Top positive review
Brilliant creation of the 70’s rock vibe
11 April 2019
Taylor Jenkins Reid wrote this novel in a totally innovative way. It’s presented as spliced together sections of in depth interviews with all concerned as they look back down the years: the artists, the manager, the spouse, the friend. The beauty of it is that we rapidly get different points of view - and versions of the truth - as the story unfolds. It’s loosely based on a Fleetwood Mac vibe: Daisy is the gutsy, beautiful wild child singer/songwriter with addiction problems; Billy the equally talented leader of The Six who’s married to firecracker Camila. Billy goes crazy with booze and drugs as the band is making it big, but gets straight for Camila and their child (later, children).

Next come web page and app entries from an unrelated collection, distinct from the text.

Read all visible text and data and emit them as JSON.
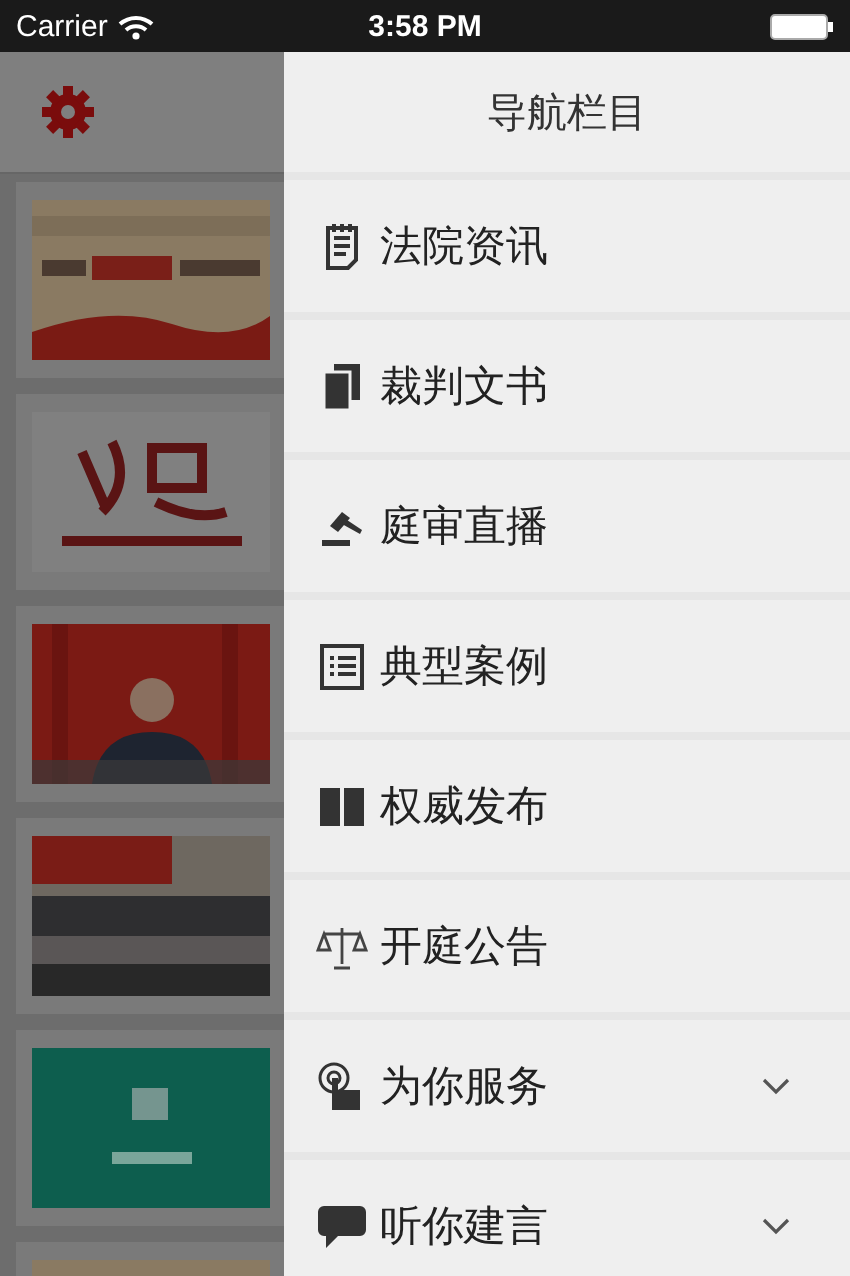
{
  "status_bar": {
    "carrier": "Carrier",
    "time": "3:58 PM"
  },
  "drawer": {
    "title": "导航栏目",
    "items": [
      {
        "label": "法院资讯",
        "kind": "link"
      },
      {
        "label": "裁判文书",
        "kind": "link"
      },
      {
        "label": "庭审直播",
        "kind": "link"
      },
      {
        "label": "典型案例",
        "kind": "link"
      },
      {
        "label": "权威发布",
        "kind": "link"
      },
      {
        "label": "开庭公告",
        "kind": "link"
      },
      {
        "label": "为你服务",
        "kind": "group",
        "expanded": false
      },
      {
        "label": "听你建言",
        "kind": "group",
        "expanded": false
      }
    ]
  }
}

There are tensions. Billy’s brother Graham falls for keyboard player Karen, who loves him but wants to be a successful artist first and foremost. As she says, marriages are a little more equitable these days but back then, if a woman married and had kids, she could pretty well kiss a career goodbye. Eddie is the one who most resents Billy’s dominance in the group. There are always problems when walking the line between needing strong leadership and direction vs democratically allowing everyone a say and the chance to shine individually. Eddie’s brother Pete has a girlfriend back east. Drummer Warren is the most laidback. The biggest tension though is that after initial hostility, Daisy and Billy share an intense love that can never be acted on or even expressed, except it is. It comes out in their co-written songs and, having hit the heights of success, the band implodes after a Chicago show when the pain of longing, and singing about it every night, is too much to bear. Billy nearly falls off the wagon, struggling with his love for two very different women. Daisy has at last found someone who totally gets her but has to walk away - to rehab. Graham and Karen have their own issues, and Graham needs his brother’s attention at a time when Billy can’t give it. Camila understands everything but stands firm. Eddie is still pissed off. Pete and Warren are philosophical about the ride being over.

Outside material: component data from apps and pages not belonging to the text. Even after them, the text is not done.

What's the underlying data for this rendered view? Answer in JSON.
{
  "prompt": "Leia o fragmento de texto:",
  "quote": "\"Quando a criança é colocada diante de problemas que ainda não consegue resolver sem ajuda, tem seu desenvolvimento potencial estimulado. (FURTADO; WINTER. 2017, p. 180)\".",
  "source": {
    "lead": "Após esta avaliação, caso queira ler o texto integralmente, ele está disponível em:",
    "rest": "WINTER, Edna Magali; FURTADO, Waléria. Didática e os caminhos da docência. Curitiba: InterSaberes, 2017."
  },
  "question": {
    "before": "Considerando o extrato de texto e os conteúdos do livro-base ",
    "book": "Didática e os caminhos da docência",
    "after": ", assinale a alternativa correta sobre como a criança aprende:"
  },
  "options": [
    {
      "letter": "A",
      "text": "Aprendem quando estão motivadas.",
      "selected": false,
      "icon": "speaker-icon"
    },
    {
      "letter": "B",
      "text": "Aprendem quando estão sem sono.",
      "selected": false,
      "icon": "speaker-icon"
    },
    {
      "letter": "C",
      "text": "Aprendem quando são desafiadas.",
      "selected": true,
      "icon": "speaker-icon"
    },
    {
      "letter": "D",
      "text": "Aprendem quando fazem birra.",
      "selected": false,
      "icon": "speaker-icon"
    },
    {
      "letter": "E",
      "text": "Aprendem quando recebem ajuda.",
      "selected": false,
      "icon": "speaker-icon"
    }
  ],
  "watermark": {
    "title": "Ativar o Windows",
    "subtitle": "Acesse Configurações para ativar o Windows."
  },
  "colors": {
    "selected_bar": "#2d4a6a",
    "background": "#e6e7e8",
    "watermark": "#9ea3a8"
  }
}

Not surprisingly, the book has been picked up and will be made into a 13 part TV series. It’ll be interesting to see how the script writers will deal with the disparate sets of recollections. The producers have a head start on one thing: Reid has penned lyrics for the songs mentioned in the book, which shed a little further light on the state of Daisy’s and Billy’s state of mind/heart. A unique book that really captures the soul of the 70’s rock scene. 4-5 stars.